***There were supposed to be two more sections to this post, but I’m going to pause here and leave them for Round 2. Coming to a blog near you soon:
Don’t you dare judge my students and their achievements by my school’s Ofsted report alone.

Don’t you dare judge my school, its aspirations and the learning that takes place within it, solely by a number assigned to it on a piece of paper.


Teachers alone will not change this world

This blog post started as an NPQSL thinkpiece response to the NCSL's 'The Light is Worth the Candle' - hence the citations which I've left in to sound 'like brainy and stuff'. Anyway, the thinkpiece is a fab, optimistic piece it's well worth getting your hands on, but it left me feeling a little like Atlas: the world on my shoulders. Note: I've adapted it a little to try to help it make it a bit more sense without reading the original stimulus...

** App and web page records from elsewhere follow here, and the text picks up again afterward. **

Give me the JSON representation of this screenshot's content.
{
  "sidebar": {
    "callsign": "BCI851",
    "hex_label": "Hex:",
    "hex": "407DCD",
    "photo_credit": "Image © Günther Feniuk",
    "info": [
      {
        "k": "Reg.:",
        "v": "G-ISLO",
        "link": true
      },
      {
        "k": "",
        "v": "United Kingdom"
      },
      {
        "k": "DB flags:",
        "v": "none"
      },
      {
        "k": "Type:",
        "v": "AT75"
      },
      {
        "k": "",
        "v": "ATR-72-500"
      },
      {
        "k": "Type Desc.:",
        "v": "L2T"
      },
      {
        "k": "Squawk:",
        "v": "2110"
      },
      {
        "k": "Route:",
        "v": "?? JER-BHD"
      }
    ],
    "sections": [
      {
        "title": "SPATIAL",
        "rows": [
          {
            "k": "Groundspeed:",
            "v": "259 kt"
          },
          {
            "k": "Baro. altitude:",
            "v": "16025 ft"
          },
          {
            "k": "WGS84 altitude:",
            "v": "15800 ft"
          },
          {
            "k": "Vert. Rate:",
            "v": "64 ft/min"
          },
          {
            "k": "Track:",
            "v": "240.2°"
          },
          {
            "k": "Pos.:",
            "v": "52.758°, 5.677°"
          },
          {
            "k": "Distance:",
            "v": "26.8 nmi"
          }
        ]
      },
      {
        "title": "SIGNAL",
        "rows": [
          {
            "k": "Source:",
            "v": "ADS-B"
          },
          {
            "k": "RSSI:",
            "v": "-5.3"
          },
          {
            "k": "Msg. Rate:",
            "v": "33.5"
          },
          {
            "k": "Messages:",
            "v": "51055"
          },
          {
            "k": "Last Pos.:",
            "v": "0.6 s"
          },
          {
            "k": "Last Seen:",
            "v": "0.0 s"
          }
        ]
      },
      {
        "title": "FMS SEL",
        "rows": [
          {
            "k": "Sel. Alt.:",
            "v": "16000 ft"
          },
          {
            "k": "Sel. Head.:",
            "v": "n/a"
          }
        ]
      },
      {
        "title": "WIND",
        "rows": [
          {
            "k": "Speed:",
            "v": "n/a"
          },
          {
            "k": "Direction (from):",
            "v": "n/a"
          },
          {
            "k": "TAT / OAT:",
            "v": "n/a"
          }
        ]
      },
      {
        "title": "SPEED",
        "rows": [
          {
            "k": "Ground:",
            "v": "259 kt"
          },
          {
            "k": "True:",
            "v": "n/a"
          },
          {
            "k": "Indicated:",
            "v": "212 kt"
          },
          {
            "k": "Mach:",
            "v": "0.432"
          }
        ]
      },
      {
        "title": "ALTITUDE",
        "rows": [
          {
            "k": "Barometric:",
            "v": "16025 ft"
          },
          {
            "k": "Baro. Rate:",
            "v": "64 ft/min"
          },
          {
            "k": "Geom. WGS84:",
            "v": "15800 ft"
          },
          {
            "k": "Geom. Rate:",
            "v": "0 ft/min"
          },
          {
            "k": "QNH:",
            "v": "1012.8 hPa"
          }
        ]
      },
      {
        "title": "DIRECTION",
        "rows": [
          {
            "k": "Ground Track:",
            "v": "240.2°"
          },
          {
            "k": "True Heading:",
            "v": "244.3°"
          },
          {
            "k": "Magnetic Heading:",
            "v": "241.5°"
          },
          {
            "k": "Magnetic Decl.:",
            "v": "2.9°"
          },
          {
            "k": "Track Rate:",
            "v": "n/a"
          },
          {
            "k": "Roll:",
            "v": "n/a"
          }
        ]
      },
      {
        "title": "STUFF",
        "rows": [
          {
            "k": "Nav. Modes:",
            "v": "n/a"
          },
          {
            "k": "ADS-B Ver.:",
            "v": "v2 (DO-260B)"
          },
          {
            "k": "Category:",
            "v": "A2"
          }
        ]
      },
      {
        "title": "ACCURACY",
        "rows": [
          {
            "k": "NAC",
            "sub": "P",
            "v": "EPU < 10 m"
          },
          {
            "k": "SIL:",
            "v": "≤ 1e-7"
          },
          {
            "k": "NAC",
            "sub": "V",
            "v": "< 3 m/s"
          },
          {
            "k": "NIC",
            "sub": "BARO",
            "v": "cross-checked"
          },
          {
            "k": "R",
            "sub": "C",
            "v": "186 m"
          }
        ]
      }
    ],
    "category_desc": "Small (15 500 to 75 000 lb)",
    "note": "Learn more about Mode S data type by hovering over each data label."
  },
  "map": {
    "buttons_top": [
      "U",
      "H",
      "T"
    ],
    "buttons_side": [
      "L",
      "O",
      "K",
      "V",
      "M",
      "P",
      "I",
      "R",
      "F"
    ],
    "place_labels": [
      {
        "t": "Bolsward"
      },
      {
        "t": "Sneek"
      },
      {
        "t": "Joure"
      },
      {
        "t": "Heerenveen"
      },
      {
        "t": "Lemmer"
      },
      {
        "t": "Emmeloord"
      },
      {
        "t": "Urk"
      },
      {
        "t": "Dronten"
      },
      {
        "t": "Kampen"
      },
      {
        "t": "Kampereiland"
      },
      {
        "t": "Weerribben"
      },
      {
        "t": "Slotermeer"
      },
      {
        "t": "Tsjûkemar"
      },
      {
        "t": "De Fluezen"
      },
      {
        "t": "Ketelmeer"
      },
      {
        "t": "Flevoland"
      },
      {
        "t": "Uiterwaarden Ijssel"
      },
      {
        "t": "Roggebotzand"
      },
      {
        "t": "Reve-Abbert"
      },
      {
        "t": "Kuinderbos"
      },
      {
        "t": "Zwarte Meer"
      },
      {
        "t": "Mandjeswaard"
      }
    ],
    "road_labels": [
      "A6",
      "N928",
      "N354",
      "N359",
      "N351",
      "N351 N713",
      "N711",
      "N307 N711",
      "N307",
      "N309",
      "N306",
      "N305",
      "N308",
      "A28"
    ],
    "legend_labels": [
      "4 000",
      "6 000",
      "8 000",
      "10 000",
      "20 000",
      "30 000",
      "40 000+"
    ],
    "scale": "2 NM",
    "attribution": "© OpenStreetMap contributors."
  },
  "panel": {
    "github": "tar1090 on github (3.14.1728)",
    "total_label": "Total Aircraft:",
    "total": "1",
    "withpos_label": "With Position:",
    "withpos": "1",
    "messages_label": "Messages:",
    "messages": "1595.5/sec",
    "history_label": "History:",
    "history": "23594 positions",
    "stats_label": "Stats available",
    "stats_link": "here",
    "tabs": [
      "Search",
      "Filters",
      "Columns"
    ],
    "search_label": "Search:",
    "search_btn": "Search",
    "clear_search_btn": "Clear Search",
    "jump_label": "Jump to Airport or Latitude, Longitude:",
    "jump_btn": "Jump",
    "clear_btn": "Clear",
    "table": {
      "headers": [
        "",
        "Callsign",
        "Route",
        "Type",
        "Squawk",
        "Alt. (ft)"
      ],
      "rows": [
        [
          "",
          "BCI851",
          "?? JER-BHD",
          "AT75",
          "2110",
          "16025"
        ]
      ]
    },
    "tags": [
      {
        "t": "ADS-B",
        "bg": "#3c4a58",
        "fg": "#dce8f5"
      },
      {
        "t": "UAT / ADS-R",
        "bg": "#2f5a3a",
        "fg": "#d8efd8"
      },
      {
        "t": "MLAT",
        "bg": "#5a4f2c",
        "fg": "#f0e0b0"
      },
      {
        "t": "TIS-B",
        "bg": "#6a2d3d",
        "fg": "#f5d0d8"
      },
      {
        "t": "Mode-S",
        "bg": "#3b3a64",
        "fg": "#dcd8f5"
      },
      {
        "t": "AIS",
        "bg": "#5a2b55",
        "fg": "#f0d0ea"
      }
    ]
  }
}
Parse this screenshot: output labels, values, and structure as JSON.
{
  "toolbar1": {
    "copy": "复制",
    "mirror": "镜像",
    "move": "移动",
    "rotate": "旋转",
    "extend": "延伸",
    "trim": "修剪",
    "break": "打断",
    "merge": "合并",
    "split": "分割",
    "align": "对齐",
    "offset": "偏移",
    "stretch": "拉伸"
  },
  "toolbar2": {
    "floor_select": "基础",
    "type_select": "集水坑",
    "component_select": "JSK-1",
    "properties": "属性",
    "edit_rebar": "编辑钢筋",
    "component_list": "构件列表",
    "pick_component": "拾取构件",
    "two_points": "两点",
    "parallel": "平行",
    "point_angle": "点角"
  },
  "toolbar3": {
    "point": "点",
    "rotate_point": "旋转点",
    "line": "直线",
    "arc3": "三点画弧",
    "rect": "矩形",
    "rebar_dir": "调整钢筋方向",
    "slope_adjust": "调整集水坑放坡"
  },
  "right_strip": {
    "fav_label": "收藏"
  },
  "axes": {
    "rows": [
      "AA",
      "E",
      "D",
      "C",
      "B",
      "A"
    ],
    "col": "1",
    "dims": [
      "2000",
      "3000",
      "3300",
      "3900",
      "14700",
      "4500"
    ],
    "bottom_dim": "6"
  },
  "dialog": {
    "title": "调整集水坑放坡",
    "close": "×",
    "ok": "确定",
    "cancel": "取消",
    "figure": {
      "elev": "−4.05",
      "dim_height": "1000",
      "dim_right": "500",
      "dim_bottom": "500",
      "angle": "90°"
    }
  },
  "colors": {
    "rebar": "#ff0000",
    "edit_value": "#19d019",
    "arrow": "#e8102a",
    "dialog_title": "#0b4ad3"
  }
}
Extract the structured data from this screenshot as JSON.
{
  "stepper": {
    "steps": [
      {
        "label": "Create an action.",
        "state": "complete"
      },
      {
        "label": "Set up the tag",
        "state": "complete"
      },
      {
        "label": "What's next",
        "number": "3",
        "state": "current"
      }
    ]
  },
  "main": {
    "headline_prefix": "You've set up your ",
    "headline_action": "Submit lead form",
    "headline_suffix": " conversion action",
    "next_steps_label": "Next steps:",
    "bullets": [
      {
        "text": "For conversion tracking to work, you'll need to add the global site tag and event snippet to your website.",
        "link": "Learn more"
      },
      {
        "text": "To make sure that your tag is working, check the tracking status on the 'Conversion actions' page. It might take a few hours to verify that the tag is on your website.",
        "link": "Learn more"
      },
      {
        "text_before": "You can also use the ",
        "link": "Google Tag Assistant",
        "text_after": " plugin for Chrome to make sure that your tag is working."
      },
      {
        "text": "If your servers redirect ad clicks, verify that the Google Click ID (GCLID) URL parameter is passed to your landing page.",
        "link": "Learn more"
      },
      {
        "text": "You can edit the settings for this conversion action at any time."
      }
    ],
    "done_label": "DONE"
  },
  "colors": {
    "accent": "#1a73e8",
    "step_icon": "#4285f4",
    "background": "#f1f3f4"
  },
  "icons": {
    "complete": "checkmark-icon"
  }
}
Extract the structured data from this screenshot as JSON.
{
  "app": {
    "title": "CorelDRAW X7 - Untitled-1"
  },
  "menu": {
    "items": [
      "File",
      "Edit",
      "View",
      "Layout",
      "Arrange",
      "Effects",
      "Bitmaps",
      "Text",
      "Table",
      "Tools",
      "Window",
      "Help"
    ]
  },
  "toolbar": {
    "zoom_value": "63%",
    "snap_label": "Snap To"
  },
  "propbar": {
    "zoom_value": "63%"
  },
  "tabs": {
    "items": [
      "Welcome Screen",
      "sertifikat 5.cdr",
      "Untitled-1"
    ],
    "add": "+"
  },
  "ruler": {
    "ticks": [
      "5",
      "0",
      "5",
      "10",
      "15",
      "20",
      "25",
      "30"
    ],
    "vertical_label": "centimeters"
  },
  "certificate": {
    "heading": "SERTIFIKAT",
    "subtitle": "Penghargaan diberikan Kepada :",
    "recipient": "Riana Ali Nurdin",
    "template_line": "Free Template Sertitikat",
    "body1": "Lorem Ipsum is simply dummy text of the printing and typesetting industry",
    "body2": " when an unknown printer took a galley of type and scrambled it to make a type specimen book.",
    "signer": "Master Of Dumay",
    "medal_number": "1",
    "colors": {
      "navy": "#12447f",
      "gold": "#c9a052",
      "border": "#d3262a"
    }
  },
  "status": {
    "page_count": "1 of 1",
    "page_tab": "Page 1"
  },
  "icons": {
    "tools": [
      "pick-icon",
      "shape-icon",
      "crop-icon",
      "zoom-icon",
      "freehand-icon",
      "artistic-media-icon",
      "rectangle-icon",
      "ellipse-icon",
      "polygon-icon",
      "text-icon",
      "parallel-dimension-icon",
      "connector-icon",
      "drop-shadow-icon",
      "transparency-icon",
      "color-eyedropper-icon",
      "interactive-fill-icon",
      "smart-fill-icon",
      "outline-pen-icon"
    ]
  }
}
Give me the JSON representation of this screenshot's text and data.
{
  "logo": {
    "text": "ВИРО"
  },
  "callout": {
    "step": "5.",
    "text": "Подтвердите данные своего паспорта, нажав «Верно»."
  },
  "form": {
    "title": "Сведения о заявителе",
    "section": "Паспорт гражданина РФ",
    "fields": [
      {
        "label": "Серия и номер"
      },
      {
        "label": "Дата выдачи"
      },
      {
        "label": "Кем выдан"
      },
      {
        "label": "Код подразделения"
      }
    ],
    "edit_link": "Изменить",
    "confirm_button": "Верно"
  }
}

Education has practical and moral benefits: it has “positive effects on health and wellbeing” (Ross 1999) and “reduces the risk of poor mental health” (Feinstein et al 2006), but also has the ability to “create the kind of society that reflects and sustains what we believe to be good human relationships.” For those of us working in education, this is clearly aligned to the moral purpose with which we approach our jobs. From mentoring individual students to whole school professional development to improve the quality of teaching, this sense of commitment to a worthwhile endeavour is important in sustaining us in what is an increasingly challenging profession.

“Most would agree that a young person’s attainments, health and wellbeing should not to any large degree be determined by his or her parents’ income”. I too find the persistence of the achievement gap between disadvantaged students and their peers extremely concerning, not least in the context of my own school. It seems logical that here will be ‘private, social and economic returns’ if the gap is closed, but also agree that this is fundamentally a moral issue or fairness and equality.

Dyson, Goldrick, Jones and Kerr (2010) highlight that education “All too often, instead of equalising life chances… reproduces existing advantages and disadvantages”. The most recent Teach First advert did a good job of communicating the emotive nature of this achievement gap, calling it “an epidemic and national scandal”. However, despite also acknowledging that this is a “multi-layered problem” it is my opinion that Teach First here falls into the trap of presenting their initiative as one of the ‘silver bullets’ that has the power to bring about significant change. If this achievement gap has “persisted across more than a century of public health and education provision” then I do not believe that teaching initiatives alone can reverse this trend in any more than a localised and/or temporary context whilst such inequalities persist in wider society. The more cynical may even say that scapegoating educators as the solution to this societal issue is a convenience for a government in which the gap between the richest and poorest in society has been a significant issue.

If nothing else, then the thinkpiece reaffirmed my own commitment to the comprehensive state school system. As it notes, in the historical tripartite school system “comparatively few children from working-class families were going to the grammar schools”. In this context, the current government’s reaffirmation of the grammar schools is troubling. Similarly, the diversification of British schooling through Academies, free schools etc. would seem to raise concerns that, rather than providing equality of opportunity, educational reform is in fact creating a plethora of varying opportunities and experiences.

In conclusion, when it comes to narrowing the gap in achievement, school leaders may well need to focus on their own localised contexts, celebrating ‘small wins’ where gaps narrow and accepting that any wider whole scale shift towards true equality is in the hands of politicians and wider socio-economic systems. Teachers alone will not change this world.